Admitting my mistake

Published 12:00 am Monday, January 14, 2008

To be a man, one has to admit when he’s wrong.

I’m wrong and I’m man enough to admit it.

On the issue of the proposed US 13 bypass of Ahoskie, I’m wrong to let my little half-acre of heaven, one which sits on the edge of one of the proposed bypass routes, stand in the way of progress. God forbid me from preventing the motoring public, some of whom may be my friends and others who are total strangers from out-of-state, from having the luxury of reaching Point B from Point A in the quickest and most efficient way available.

Therefore, I will surrender my land to the state if they so choose to make an attractive offer. All I ask in return is that the state Department of Transportation thoroughly and accurately considers, without the interference of politics, which of two major north-south corridors in the Roanoke-Chowan area should be improved.

If there was one major thing I learned from last week’s Citizens Against the Ahoskie Bypass meeting at Hertford County High School, it was DOT must have loads of money to spend. I made that assumption based on the fact that the state apparently overlooked the strengths that NC 11 has as a worthy alternative as both a bypass and a major player in the economic development of the R-C area as well as eastern North Carolina.

I built my facts on questions I posed to Kim Gillespie, a DOT engineer in attendance at last week’s meeting. I asked her to explain how DOT projects such as a bypass get started. She answered that all factors n population growth, economic impact, etc. n are considered as well as DOT planners in Raleigh are always looking “20-to-30 years down the road” in an effort to keep abreast of future needs.

If DOT is indeed keeping informed and up-to-date, I beg to question why wasn’t NC 11 the first consideration as a possible bypass of Ahoskie? I’m not a math genius by any stretch of the imagination, but if one already has pre-purchased right-of-way (to expand to four lanes) in their hip pocket along an existing 20-plus mile of two-lane road, then why does the state want to spend an estimated $8.85 million to buy right-of-way and then add another $102.4 million for construction of a road that must be built from scratch?

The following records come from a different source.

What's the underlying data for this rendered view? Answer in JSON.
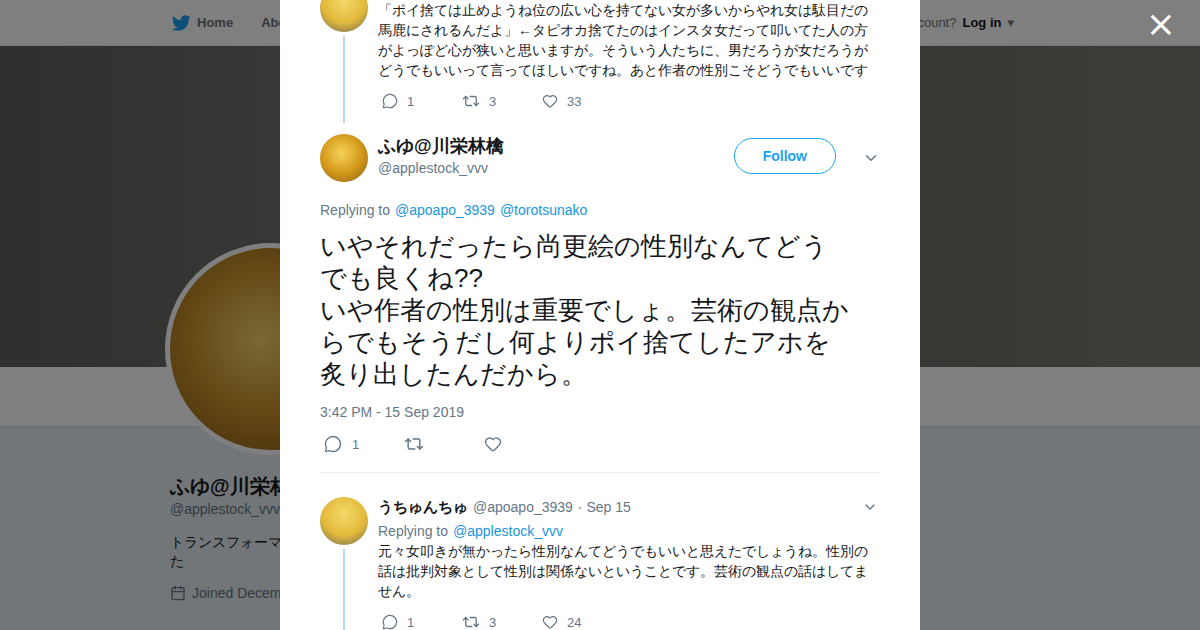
{
  "nav": {
    "items": [
      "Home",
      "Abo"
    ],
    "account": "ccount?",
    "login": "Log in",
    "login_caret": "▾"
  },
  "close": "×",
  "profile": {
    "name": "ふゆ@川栄林",
    "handle": "@applestock_vvv",
    "bio": [
      "トランスフォーマ",
      "た"
    ],
    "joined": "Joined Decem"
  },
  "tweets": [
    {
      "kind": "context",
      "thread": true,
      "text": [
        "「ポイ捨ては止めようね位の広い心を持てない女が多いからやれ女は駄目だの",
        "馬鹿にされるんだよ」←タピオカ捨てたのはインスタ女だって叩いてた人の方",
        "がよっぽど心が狭いと思いますが。そういう人たちに、男だろうが女だろうが",
        "どうでもいいって言ってほしいですね。あと作者の性別こそどうでもいいです"
      ],
      "replies": "1",
      "retweets": "3",
      "likes": "33"
    },
    {
      "kind": "focus",
      "thread": false,
      "name": "ふゆ@川栄林檎",
      "handle": "@applestock_vvv",
      "follow": "Follow",
      "replying_label": "Replying to",
      "replying_to": [
        "@apoapo_3939",
        "@torotsunako"
      ],
      "text": [
        "いやそれだったら尚更絵の性別なんてどう",
        "でも良くね??",
        "いや作者の性別は重要でしょ。芸術の観点か",
        "らでもそうだし何よりポイ捨てしたアホを",
        "炙り出したんだから。"
      ],
      "timestamp": "3:42 PM - 15 Sep 2019",
      "replies": "1",
      "retweets": "",
      "likes": ""
    },
    {
      "kind": "context",
      "thread": true,
      "name": "うちゅんちゅ",
      "handle": "@apoapo_3939",
      "date": "· Sep 15",
      "replying_label": "Replying to",
      "replying_to": [
        "@applestock_vvv"
      ],
      "text": [
        "元々女叩きが無かったら性別なんてどうでもいいと思えたでしょうね。性別の",
        "話は批判対象として性別は関係ないということです。芸術の観点の話はしてま",
        "せん。"
      ],
      "replies": "1",
      "retweets": "3",
      "likes": "24"
    }
  ]
}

Forget for the moment all the homes, farms, businesses and churches that stand in the way of the proposed US 13 bypass (no matter which of the now five alternative routes are chosen). We all pay state taxes, so let’s look at this from a money standpoint. Why would taxpaying citizens agree to allow DOT to spend our money unnecessarily? Why would be want to spend nearly $9 million to purchase right-of-way for up to 16 miles when we, as taxpaying citizens, already own right-of-way along a stretch of 20-plus miles that would serve the same purpose? I know it’s not equal in value, but if someone gave me a $30,000 vehicle as a Christmas gift, am I going to run out and buy a new vehicle?

DOT must think they have more money than Bill Gates, but they seem to forget where that money came from.

I’m all for my tax money being spent in the most prudent way possible. Purchasing right-of-way that already exists along another route and then building a road from the ground up, when we already have a roadbed ready for expansion, would be the biggest waste of tax dollars in the history of North Carolina.

And I don’t want to hear the excuse that the only reason we in Ahoskie and Hertford County want to four-lane NC 11 is so we can get to Greenville faster and shop ‘til we drop. No, NC 11 just makes better sense from a money standpoint. Plus, that road serves the region’s largest employer (Perdue Farms) and allows for a better transportation route for the area’s second largest employer (Nucor) not to mention it’s a faster, closer route that links Hertford, Gates, western Bertie County and eastern Northampton County to the US 64 corridor. In a day of $3-plus for a gallon of gas, aren’t we all looking for the shortest routes to travel?

If I’m wrong on this, then come take my land in order for Ahoskie to become the gateway for future development along the US 17 corridor. I will not be able to live with myself if I prevent growth from occurring in cities such as Little Washington, New Bern and Jacksonville (which, by the way, are NOT located along either US 13 or NC 11).